I keep reading this, so I keep sharing it. Remote work is on my mind at the moment, and Buffer’s State of Remote Work continues to be an amazing and inspiring resource for me.

Checklist Design.
Checklist Design calls itself a “collection of the best UX and UI practices”. For various common things you may be designing for (eg. onboarding, logging in, FAQs etc) you’ll find handy checklists of features, extras, and resources to get the brain juices flowing.


John Cutler on Integrating Research Faster on the Awkward Silences podcast.

Erin and JH talked to John about just-in-time research, promoting healthy team practices, and integrating research faster.


Ok, let’s deal with this @johnmaeda thing. TL;DR: He’s right about the symptoms but his diagnosis is off. He’s right that designers aren’t prepared to face the problems they encounter in the world today. The interesting thing to ask is: who prepared them?— Mike Monteiro (@monteiro) 24 March 2019

If you want more people to participate and get invested in the design process, keep it as low-fidelity as possible for as long as possible.

A whiteboard sketch is inclusive and accessible; but only a few can contribute to a Sketch mockup that already looks finished.— Tristan Harward (@trisweb) 28 March 2019

Product managers’ performance is typically evaluated on:
– Skills
– Scope
– Achievements
All 3 are highly sensitive to “expectations” and “measurement”. The system is almost always biased towards output – doing big things and gratifying mgmt (=gameable). #prodmgmt #perf— Itamar Gilad (@ItamarGilad) 25 March 2019
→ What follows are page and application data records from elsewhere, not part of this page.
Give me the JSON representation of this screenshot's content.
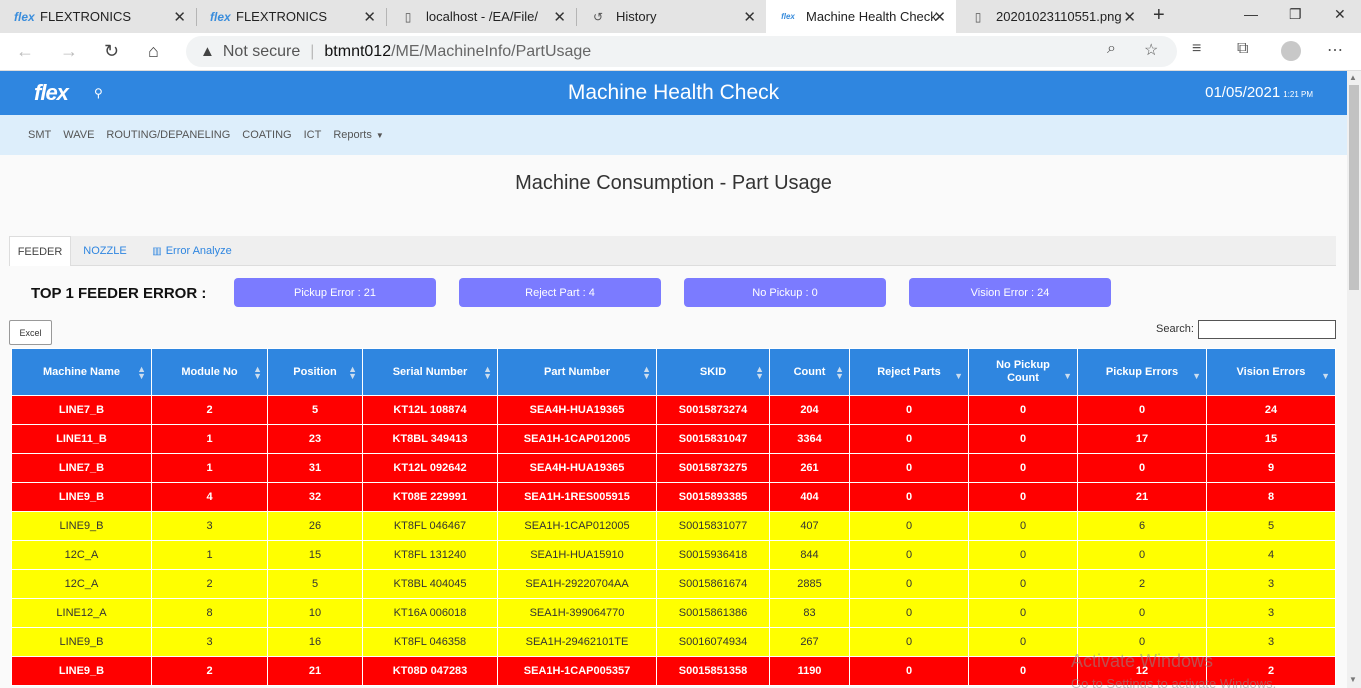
{
  "browser": {
    "tabs": [
      {
        "icon": "flex",
        "title": "FLEXTRONICS"
      },
      {
        "icon": "flex",
        "title": "FLEXTRONICS"
      },
      {
        "icon": "doc",
        "title": "localhost - /EA/File/"
      },
      {
        "icon": "history",
        "title": "History"
      },
      {
        "icon": "flex",
        "title": "Machine Health Check"
      },
      {
        "icon": "doc",
        "title": "20201023110551.png ("
      }
    ],
    "url_warning": "Not secure",
    "url_host": "btmnt012",
    "url_path": "/ME/MachineInfo/PartUsage"
  },
  "header": {
    "logo": "flex",
    "title": "Machine Health Check",
    "date": "01/05/2021",
    "time": "1:21 PM"
  },
  "menu": {
    "items": [
      "SMT",
      "WAVE",
      "ROUTING/DEPANELING",
      "COATING",
      "ICT"
    ],
    "reports_label": "Reports"
  },
  "page": {
    "title": "Machine Consumption - Part Usage",
    "tabs": [
      "FEEDER",
      "NOZZLE",
      "Error Analyze"
    ],
    "top_label": "TOP 1 FEEDER ERROR :",
    "stats": [
      "Pickup Error : 21",
      "Reject Part : 4",
      "No Pickup : 0",
      "Vision Error : 24"
    ],
    "excel_label": "Excel",
    "search_label": "Search:"
  },
  "colors": {
    "header_blue": "#2f86e0",
    "stat_button": "#7b7bff",
    "row_red": "#ff0000",
    "row_yellow": "#ffff00"
  },
  "table": {
    "columns": [
      "Machine Name",
      "Module No",
      "Position",
      "Serial Number",
      "Part Number",
      "SKID",
      "Count",
      "Reject Parts",
      "No Pickup Count",
      "Pickup Errors",
      "Vision Errors"
    ],
    "rows": [
      {
        "status": "red",
        "cells": [
          "LINE7_B",
          "2",
          "5",
          "KT12L 108874",
          "SEA4H-HUA19365",
          "S0015873274",
          "204",
          "0",
          "0",
          "0",
          "24"
        ]
      },
      {
        "status": "red",
        "cells": [
          "LINE11_B",
          "1",
          "23",
          "KT8BL 349413",
          "SEA1H-1CAP012005",
          "S0015831047",
          "3364",
          "0",
          "0",
          "17",
          "15"
        ]
      },
      {
        "status": "red",
        "cells": [
          "LINE7_B",
          "1",
          "31",
          "KT12L 092642",
          "SEA4H-HUA19365",
          "S0015873275",
          "261",
          "0",
          "0",
          "0",
          "9"
        ]
      },
      {
        "status": "red",
        "cells": [
          "LINE9_B",
          "4",
          "32",
          "KT08E 229991",
          "SEA1H-1RES005915",
          "S0015893385",
          "404",
          "0",
          "0",
          "21",
          "8"
        ]
      },
      {
        "status": "yellow",
        "cells": [
          "LINE9_B",
          "3",
          "26",
          "KT8FL 046467",
          "SEA1H-1CAP012005",
          "S0015831077",
          "407",
          "0",
          "0",
          "6",
          "5"
        ]
      },
      {
        "status": "yellow",
        "cells": [
          "12C_A",
          "1",
          "15",
          "KT8FL 131240",
          "SEA1H-HUA15910",
          "S0015936418",
          "844",
          "0",
          "0",
          "0",
          "4"
        ]
      },
      {
        "status": "yellow",
        "cells": [
          "12C_A",
          "2",
          "5",
          "KT8BL 404045",
          "SEA1H-29220704AA",
          "S0015861674",
          "2885",
          "0",
          "0",
          "2",
          "3"
        ]
      },
      {
        "status": "yellow",
        "cells": [
          "LINE12_A",
          "8",
          "10",
          "KT16A 006018",
          "SEA1H-399064770",
          "S0015861386",
          "83",
          "0",
          "0",
          "0",
          "3"
        ]
      },
      {
        "status": "yellow",
        "cells": [
          "LINE9_B",
          "3",
          "16",
          "KT8FL 046358",
          "SEA1H-29462101TE",
          "S0016074934",
          "267",
          "0",
          "0",
          "0",
          "3"
        ]
      },
      {
        "status": "red",
        "cells": [
          "LINE9_B",
          "2",
          "21",
          "KT08D 047283",
          "SEA1H-1CAP005357",
          "S0015851358",
          "1190",
          "0",
          "0",
          "12",
          "2"
        ]
      }
    ]
  },
  "watermark": {
    "line1": "Activate Windows",
    "line2": "Go to Settings to activate Windows."
  }
}
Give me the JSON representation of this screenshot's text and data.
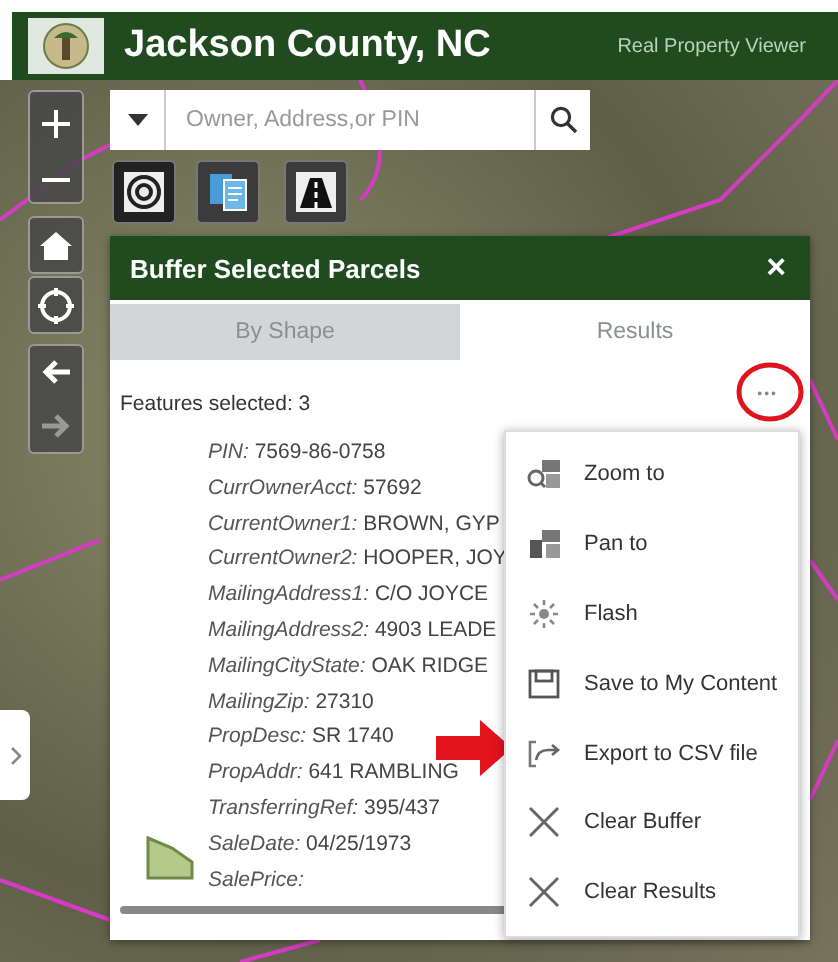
{
  "header": {
    "title": "Jackson County, NC",
    "subtitle": "Real Property Viewer"
  },
  "search": {
    "placeholder": "Owner, Address,or PIN"
  },
  "panel": {
    "title": "Buffer Selected Parcels",
    "close": "×",
    "tabs": [
      {
        "label": "By Shape",
        "selected": false
      },
      {
        "label": "Results",
        "selected": true
      }
    ],
    "features_selected": "Features selected: 3",
    "more": "•••",
    "attributes": [
      {
        "label": "PIN:",
        "value": "7569-86-0758"
      },
      {
        "label": "CurrOwnerAcct:",
        "value": "57692"
      },
      {
        "label": "CurrentOwner1:",
        "value": "BROWN, GYP"
      },
      {
        "label": "CurrentOwner2:",
        "value": "HOOPER, JOY"
      },
      {
        "label": "MailingAddress1:",
        "value": "C/O JOYCE"
      },
      {
        "label": "MailingAddress2:",
        "value": "4903 LEADE"
      },
      {
        "label": "MailingCityState:",
        "value": "OAK RIDGE"
      },
      {
        "label": "MailingZip:",
        "value": "27310"
      },
      {
        "label": "PropDesc:",
        "value": "SR 1740"
      },
      {
        "label": "PropAddr:",
        "value": "641 RAMBLING"
      },
      {
        "label": "TransferringRef:",
        "value": "395/437"
      },
      {
        "label": "SaleDate:",
        "value": "04/25/1973"
      },
      {
        "label": "SalePrice:"
      }
    ],
    "menu": [
      {
        "label": "Zoom to",
        "kind": "zoom"
      },
      {
        "label": "Pan to",
        "kind": "pan"
      },
      {
        "label": "Flash",
        "kind": "flash"
      },
      {
        "label": "Save to My Content",
        "kind": "save"
      },
      {
        "label": "Export to CSV file",
        "kind": "export"
      },
      {
        "label": "Clear Buffer",
        "kind": "clear"
      },
      {
        "label": "Clear Results",
        "kind": "clear"
      }
    ]
  }
}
Love this very tangible advice on giving and receiving feedback from @GDSTeam— Laurna Robertson (@LaurnaRobertson) 26 March 2019